- TASK GOAL
These entries must be printed again exactly as they are.

- DATASET RECORDS
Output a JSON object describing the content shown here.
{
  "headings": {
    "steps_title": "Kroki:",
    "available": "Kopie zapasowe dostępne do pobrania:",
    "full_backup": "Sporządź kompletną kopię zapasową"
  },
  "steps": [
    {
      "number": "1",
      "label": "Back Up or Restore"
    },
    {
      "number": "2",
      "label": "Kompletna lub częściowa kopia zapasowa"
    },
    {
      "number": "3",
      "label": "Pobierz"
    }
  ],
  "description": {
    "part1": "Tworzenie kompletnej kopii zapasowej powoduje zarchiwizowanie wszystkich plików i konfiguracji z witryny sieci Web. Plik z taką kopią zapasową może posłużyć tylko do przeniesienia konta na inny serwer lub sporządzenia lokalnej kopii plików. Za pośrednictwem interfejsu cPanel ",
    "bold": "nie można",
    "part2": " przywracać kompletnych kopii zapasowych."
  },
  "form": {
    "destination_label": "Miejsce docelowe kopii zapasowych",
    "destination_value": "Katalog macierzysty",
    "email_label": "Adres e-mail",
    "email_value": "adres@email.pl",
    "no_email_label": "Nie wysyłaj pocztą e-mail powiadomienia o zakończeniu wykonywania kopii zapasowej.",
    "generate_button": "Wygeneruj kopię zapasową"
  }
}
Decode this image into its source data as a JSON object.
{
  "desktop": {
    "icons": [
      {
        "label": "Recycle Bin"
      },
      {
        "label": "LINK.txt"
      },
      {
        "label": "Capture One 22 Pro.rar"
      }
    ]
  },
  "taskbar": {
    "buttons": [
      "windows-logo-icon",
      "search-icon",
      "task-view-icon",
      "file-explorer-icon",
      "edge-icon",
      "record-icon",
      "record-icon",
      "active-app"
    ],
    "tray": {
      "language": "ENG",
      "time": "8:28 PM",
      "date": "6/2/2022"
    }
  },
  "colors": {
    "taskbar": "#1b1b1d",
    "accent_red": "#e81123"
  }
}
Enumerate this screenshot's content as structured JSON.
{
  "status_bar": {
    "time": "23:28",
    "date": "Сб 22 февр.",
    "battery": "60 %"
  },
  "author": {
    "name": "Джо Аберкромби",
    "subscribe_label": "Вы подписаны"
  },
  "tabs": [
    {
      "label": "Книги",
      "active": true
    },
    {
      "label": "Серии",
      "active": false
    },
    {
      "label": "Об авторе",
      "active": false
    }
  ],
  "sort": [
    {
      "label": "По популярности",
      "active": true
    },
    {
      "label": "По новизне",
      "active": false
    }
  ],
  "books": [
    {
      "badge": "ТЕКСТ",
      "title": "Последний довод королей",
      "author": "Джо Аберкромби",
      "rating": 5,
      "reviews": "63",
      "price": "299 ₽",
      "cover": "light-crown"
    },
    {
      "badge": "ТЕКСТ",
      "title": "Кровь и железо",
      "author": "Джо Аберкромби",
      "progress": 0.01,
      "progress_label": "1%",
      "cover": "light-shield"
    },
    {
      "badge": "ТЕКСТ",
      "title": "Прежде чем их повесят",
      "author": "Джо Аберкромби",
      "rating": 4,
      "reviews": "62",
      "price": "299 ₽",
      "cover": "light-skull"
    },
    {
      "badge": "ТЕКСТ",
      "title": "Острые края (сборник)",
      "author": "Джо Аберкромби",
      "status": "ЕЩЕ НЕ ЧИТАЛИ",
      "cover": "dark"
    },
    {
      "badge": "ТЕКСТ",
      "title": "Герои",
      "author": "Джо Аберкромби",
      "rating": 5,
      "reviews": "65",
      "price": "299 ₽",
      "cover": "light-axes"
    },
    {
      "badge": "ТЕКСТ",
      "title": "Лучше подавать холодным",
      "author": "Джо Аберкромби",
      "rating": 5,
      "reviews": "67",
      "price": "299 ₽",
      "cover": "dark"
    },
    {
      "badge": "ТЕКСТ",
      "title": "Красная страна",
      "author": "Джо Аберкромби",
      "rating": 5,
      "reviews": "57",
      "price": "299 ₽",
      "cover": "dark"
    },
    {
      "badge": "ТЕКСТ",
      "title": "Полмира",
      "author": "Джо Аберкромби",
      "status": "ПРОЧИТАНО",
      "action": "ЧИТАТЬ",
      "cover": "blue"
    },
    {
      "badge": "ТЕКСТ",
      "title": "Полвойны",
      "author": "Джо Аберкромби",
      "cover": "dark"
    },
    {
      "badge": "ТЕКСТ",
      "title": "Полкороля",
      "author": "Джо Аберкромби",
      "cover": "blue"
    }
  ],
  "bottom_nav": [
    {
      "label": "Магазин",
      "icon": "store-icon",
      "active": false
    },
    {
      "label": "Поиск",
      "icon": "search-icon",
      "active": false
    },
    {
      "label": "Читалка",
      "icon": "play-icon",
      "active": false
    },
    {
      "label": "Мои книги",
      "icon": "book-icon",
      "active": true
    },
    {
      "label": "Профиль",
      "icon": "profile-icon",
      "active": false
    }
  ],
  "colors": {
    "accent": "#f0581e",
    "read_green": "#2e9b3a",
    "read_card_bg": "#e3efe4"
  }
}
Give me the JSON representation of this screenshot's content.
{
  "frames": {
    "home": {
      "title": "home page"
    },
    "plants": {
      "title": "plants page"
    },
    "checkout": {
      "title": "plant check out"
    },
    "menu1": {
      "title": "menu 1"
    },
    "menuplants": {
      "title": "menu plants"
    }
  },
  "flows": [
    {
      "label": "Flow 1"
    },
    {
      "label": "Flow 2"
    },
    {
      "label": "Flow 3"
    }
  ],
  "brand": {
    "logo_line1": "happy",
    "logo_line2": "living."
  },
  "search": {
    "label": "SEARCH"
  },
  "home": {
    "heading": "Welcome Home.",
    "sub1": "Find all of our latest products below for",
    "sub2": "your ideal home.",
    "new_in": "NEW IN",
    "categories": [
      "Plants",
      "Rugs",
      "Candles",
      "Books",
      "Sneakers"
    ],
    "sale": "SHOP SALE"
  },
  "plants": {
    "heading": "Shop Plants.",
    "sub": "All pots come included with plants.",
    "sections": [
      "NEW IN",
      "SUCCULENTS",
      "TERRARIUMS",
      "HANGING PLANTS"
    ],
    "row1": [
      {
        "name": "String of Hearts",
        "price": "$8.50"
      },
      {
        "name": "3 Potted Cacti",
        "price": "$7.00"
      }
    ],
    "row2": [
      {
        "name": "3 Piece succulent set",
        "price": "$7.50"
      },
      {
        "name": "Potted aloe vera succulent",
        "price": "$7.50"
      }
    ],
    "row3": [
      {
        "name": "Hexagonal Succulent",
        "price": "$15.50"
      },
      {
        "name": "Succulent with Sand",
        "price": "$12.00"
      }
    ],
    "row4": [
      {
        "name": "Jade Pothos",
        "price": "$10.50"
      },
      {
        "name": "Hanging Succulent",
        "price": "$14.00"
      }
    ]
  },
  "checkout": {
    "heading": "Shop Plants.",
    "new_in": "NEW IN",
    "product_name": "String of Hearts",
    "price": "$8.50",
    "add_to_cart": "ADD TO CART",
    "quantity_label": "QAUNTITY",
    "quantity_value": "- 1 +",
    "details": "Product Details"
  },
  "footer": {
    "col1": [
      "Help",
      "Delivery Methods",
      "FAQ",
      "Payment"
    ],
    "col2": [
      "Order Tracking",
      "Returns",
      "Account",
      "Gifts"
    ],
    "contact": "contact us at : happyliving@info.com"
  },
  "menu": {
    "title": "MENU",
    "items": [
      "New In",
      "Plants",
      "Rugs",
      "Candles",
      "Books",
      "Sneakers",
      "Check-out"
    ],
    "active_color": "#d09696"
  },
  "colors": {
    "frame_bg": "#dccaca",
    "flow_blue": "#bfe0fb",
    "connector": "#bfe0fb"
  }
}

- ANSWER
Output a JSON object describing the content shown here.
{
  "headings": {
    "steps_title": "Kroki:",
    "available": "Kopie zapasowe dostępne do pobrania:",
    "full_backup": "Sporządź kompletną kopię zapasową"
  },
  "steps": [
    {
      "number": "1",
      "label": "Back Up or Restore"
    },
    {
      "number": "2",
      "label": "Kompletna lub częściowa kopia zapasowa"
    },
    {
      "number": "3",
      "label": "Pobierz"
    }
  ],
  "description": {
    "part1": "Tworzenie kompletnej kopii zapasowej powoduje zarchiwizowanie wszystkich plików i konfiguracji z witryny sieci Web. Plik z taką kopią zapasową może posłużyć tylko do przeniesienia konta na inny serwer lub sporządzenia lokalnej kopii plików. Za pośrednictwem interfejsu cPanel ",
    "bold": "nie można",
    "part2": " przywracać kompletnych kopii zapasowych."
  },
  "form": {
    "destination_label": "Miejsce docelowe kopii zapasowych",
    "destination_value": "Katalog macierzysty",
    "email_label": "Adres e-mail",
    "email_value": "adres@email.pl",
    "no_email_label": "Nie wysyłaj pocztą e-mail powiadomienia o zakończeniu wykonywania kopii zapasowej.",
    "generate_button": "Wygeneruj kopię zapasową"
  }
}
Decode this image into its source data as a JSON object.
{
  "desktop": {
    "icons": [
      {
        "label": "Recycle Bin"
      },
      {
        "label": "LINK.txt"
      },
      {
        "label": "Capture One 22 Pro.rar"
      }
    ]
  },
  "taskbar": {
    "buttons": [
      "windows-logo-icon",
      "search-icon",
      "task-view-icon",
      "file-explorer-icon",
      "edge-icon",
      "record-icon",
      "record-icon",
      "active-app"
    ],
    "tray": {
      "language": "ENG",
      "time": "8:28 PM",
      "date": "6/2/2022"
    }
  },
  "colors": {
    "taskbar": "#1b1b1d",
    "accent_red": "#e81123"
  }
}
Enumerate this screenshot's content as structured JSON.
{
  "status_bar": {
    "time": "23:28",
    "date": "Сб 22 февр.",
    "battery": "60 %"
  },
  "author": {
    "name": "Джо Аберкромби",
    "subscribe_label": "Вы подписаны"
  },
  "tabs": [
    {
      "label": "Книги",
      "active": true
    },
    {
      "label": "Серии",
      "active": false
    },
    {
      "label": "Об авторе",
      "active": false
    }
  ],
  "sort": [
    {
      "label": "По популярности",
      "active": true
    },
    {
      "label": "По новизне",
      "active": false
    }
  ],
  "books": [
    {
      "badge": "ТЕКСТ",
      "title": "Последний довод королей",
      "author": "Джо Аберкромби",
      "rating": 5,
      "reviews": "63",
      "price": "299 ₽",
      "cover": "light-crown"
    },
    {
      "badge": "ТЕКСТ",
      "title": "Кровь и железо",
      "author": "Джо Аберкромби",
      "progress": 0.01,
      "progress_label": "1%",
      "cover": "light-shield"
    },
    {
      "badge": "ТЕКСТ",
      "title": "Прежде чем их повесят",
      "author": "Джо Аберкромби",
      "rating": 4,
      "reviews": "62",
      "price": "299 ₽",
      "cover": "light-skull"
    },
    {
      "badge": "ТЕКСТ",
      "title": "Острые края (сборник)",
      "author": "Джо Аберкромби",
      "status": "ЕЩЕ НЕ ЧИТАЛИ",
      "cover": "dark"
    },
    {
      "badge": "ТЕКСТ",
      "title": "Герои",
      "author": "Джо Аберкромби",
      "rating": 5,
      "reviews": "65",
      "price": "299 ₽",
      "cover": "light-axes"
    },
    {
      "badge": "ТЕКСТ",
      "title": "Лучше подавать холодным",
      "author": "Джо Аберкромби",
      "rating": 5,
      "reviews": "67",
      "price": "299 ₽",
      "cover": "dark"
    },
    {
      "badge": "ТЕКСТ",
      "title": "Красная страна",
      "author": "Джо Аберкромби",
      "rating": 5,
      "reviews": "57",
      "price": "299 ₽",
      "cover": "dark"
    },
    {
      "badge": "ТЕКСТ",
      "title": "Полмира",
      "author": "Джо Аберкромби",
      "status": "ПРОЧИТАНО",
      "action": "ЧИТАТЬ",
      "cover": "blue"
    },
    {
      "badge": "ТЕКСТ",
      "title": "Полвойны",
      "author": "Джо Аберкромби",
      "cover": "dark"
    },
    {
      "badge": "ТЕКСТ",
      "title": "Полкороля",
      "author": "Джо Аберкромби",
      "cover": "blue"
    }
  ],
  "bottom_nav": [
    {
      "label": "Магазин",
      "icon": "store-icon",
      "active": false
    },
    {
      "label": "Поиск",
      "icon": "search-icon",
      "active": false
    },
    {
      "label": "Читалка",
      "icon": "play-icon",
      "active": false
    },
    {
      "label": "Мои книги",
      "icon": "book-icon",
      "active": true
    },
    {
      "label": "Профиль",
      "icon": "profile-icon",
      "active": false
    }
  ],
  "colors": {
    "accent": "#f0581e",
    "read_green": "#2e9b3a",
    "read_card_bg": "#e3efe4"
  }
}
Give me the JSON representation of this screenshot's content.
{
  "frames": {
    "home": {
      "title": "home page"
    },
    "plants": {
      "title": "plants page"
    },
    "checkout": {
      "title": "plant check out"
    },
    "menu1": {
      "title": "menu 1"
    },
    "menuplants": {
      "title": "menu plants"
    }
  },
  "flows": [
    {
      "label": "Flow 1"
    },
    {
      "label": "Flow 2"
    },
    {
      "label": "Flow 3"
    }
  ],
  "brand": {
    "logo_line1": "happy",
    "logo_line2": "living."
  },
  "search": {
    "label": "SEARCH"
  },
  "home": {
    "heading": "Welcome Home.",
    "sub1": "Find all of our latest products below for",
    "sub2": "your ideal home.",
    "new_in": "NEW IN",
    "categories": [
      "Plants",
      "Rugs",
      "Candles",
      "Books",
      "Sneakers"
    ],
    "sale": "SHOP SALE"
  },
  "plants": {
    "heading": "Shop Plants.",
    "sub": "All pots come included with plants.",
    "sections": [
      "NEW IN",
      "SUCCULENTS",
      "TERRARIUMS",
      "HANGING PLANTS"
    ],
    "row1": [
      {
        "name": "String of Hearts",
        "price": "$8.50"
      },
      {
        "name": "3 Potted Cacti",
        "price": "$7.00"
      }
    ],
    "row2": [
      {
        "name": "3 Piece succulent set",
        "price": "$7.50"
      },
      {
        "name": "Potted aloe vera succulent",
        "price": "$7.50"
      }
    ],
    "row3": [
      {
        "name": "Hexagonal Succulent",
        "price": "$15.50"
      },
      {
        "name": "Succulent with Sand",
        "price": "$12.00"
      }
    ],
    "row4": [
      {
        "name": "Jade Pothos",
        "price": "$10.50"
      },
      {
        "name": "Hanging Succulent",
        "price": "$14.00"
      }
    ]
  },
  "checkout": {
    "heading": "Shop Plants.",
    "new_in": "NEW IN",
    "product_name": "String of Hearts",
    "price": "$8.50",
    "add_to_cart": "ADD TO CART",
    "quantity_label": "QAUNTITY",
    "quantity_value": "- 1 +",
    "details": "Product Details"
  },
  "footer": {
    "col1": [
      "Help",
      "Delivery Methods",
      "FAQ",
      "Payment"
    ],
    "col2": [
      "Order Tracking",
      "Returns",
      "Account",
      "Gifts"
    ],
    "contact": "contact us at : happyliving@info.com"
  },
  "menu": {
    "title": "MENU",
    "items": [
      "New In",
      "Plants",
      "Rugs",
      "Candles",
      "Books",
      "Sneakers",
      "Check-out"
    ],
    "active_color": "#d09696"
  },
  "colors": {
    "frame_bg": "#dccaca",
    "flow_blue": "#bfe0fb",
    "connector": "#bfe0fb"
  }
}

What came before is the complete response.